This is one of the best of the Perry Masons, hands down. What sets it apart is that for one thing, it's the only Perry I've read where a major client is the criminal. Also, it's got great dialogue & Perry is at his finest, seemingly in some of the biggest trouble he's ever encountered, breaking every rule, and fighting with every weapon he has, whether it's his fists, legal strategy, smart detective work, his loyalty for the right cause, or his wit and "don't mess with me" attitude. It's got a great historical backdrop, filled with Mason going to speakeasies, putting tobacco in his eyes to make himself cry, and breaking and entering, all to get the fair result. Awesome characters, stunning insight into people's minds & thought processes, as well as their hearts. I wish Della was a little more involved in this one & there was more romance between them, but it's still fantastic. This also may be the only time Paul Drake REALLY falls down on the job...it's not just little mistakes, either! Drake thwarts Mason, undermines his case, and helps the criminal! I love the depths of the murderer's deviousness; ESG makes them a totally meticulous, manipulative mastermind, who almost never misses a chance to capitalize on situations and plans the crime to the tiniest detail. This was the almost "perfect crime." Better yet, Mason's own amazing brain is brilliantly displayed.

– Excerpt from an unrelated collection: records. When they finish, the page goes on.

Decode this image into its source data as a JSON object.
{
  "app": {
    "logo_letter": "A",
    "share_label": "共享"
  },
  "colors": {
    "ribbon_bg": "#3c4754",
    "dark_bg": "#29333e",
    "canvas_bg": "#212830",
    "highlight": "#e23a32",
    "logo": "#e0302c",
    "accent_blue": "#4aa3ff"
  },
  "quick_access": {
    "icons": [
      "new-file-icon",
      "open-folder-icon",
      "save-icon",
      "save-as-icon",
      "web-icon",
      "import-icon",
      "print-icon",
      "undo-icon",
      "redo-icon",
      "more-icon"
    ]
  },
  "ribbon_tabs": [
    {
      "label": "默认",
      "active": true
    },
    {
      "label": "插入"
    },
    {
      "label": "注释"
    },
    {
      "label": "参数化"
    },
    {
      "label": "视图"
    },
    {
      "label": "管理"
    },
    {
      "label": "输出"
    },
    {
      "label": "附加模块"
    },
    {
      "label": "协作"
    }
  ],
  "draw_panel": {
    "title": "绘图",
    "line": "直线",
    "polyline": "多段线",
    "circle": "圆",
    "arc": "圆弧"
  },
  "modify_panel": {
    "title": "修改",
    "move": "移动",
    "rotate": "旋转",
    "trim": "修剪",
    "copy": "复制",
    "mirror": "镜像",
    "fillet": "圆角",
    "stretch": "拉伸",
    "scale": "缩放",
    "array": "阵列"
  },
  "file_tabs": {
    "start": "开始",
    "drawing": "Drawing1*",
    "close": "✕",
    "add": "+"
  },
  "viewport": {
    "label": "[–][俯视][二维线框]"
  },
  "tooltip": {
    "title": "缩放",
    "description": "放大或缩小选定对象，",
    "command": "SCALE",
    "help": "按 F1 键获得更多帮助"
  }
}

He thinks of everything & is so creative and clever in not only figuring things out, but the methods he uses and strategies he employs just blow me away. The way he proves the solution to the murder is another demonstration of his (and ESG's) phenomenal genius. The case seems impossible to win, but Mason's explanation & proof make his solution to the mystery so apparent that it's impossible to even consider another answer. By the time Perry's done with the criminal, the best lawyers in the world wouldn't have the proverbial snowball's chance of even getting a reduced sentence, and It becomes evident that the murderer is completely guilty of countless other crimes. This is one of the only books where Mason uses another detective agency, which he hires to basically shadow his regular shadow (Paul Drake)! Also, I love how Perry makes the cops look like tools, and how he uses the law to make them seem even sillier. Part of ESG's genius is due to the fact that he really makes the legal system about what matters: He has no problem blithely justifying (legally and ethically) lying to the police or concealing a suspect, for example, but everything Perry does, from the simply technical, to the unconventional and illegal, is done to further the cause of justice. The same Mason who breaks into an apartment gives money to a single mom for her child's education. If you like Perry Mason, this one is a must-read; you will love, love, love it!
1 of 1 people found the following review helpful
HASH(0x9af1e42c) out of 5 stars It is a different world Aug. 23 2014
By Deacon John - Published on Amazon.com
Format: Kindle Edition Verified Purchase
The story was OK. It had trouble holding my attention. It sure was a different world in 1950. I might buy another from time but I'm not going to read the entire corpus.

Look for similar items by category


Feedback